What you have to do.
Would you copy each line of the data below that has "placeholder"?

Source data
- Opening Delimiter -

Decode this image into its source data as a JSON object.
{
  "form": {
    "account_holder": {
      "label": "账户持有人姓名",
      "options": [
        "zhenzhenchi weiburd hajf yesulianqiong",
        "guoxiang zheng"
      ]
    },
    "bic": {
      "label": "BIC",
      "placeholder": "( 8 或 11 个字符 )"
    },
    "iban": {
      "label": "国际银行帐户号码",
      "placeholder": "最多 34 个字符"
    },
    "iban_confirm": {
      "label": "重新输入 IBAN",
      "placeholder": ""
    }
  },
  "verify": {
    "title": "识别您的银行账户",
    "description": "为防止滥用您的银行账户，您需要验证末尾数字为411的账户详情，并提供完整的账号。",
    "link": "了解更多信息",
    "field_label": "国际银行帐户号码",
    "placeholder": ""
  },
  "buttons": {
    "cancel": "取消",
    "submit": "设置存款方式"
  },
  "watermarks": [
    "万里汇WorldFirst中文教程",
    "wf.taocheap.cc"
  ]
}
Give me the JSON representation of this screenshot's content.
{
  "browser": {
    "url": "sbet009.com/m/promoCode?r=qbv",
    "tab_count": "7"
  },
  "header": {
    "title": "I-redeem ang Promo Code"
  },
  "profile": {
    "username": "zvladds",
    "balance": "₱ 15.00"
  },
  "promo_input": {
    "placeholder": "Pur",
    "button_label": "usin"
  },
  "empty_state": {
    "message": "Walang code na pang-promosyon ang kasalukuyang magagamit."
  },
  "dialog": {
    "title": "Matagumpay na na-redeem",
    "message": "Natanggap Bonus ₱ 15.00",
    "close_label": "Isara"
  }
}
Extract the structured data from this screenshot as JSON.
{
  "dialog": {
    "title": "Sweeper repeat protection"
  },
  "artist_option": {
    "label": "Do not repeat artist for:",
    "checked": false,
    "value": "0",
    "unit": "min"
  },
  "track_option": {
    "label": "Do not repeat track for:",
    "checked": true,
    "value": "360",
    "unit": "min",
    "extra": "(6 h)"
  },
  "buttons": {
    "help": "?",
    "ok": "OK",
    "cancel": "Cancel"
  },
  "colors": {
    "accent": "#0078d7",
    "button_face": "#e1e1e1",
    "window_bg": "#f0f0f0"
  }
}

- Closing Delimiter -

Final answer.
      "placeholder": "( 8 或 11 个字符 )"
      "placeholder": "最多 34 个字符"
      "placeholder": ""
    "placeholder": ""
    "placeholder": "Pur",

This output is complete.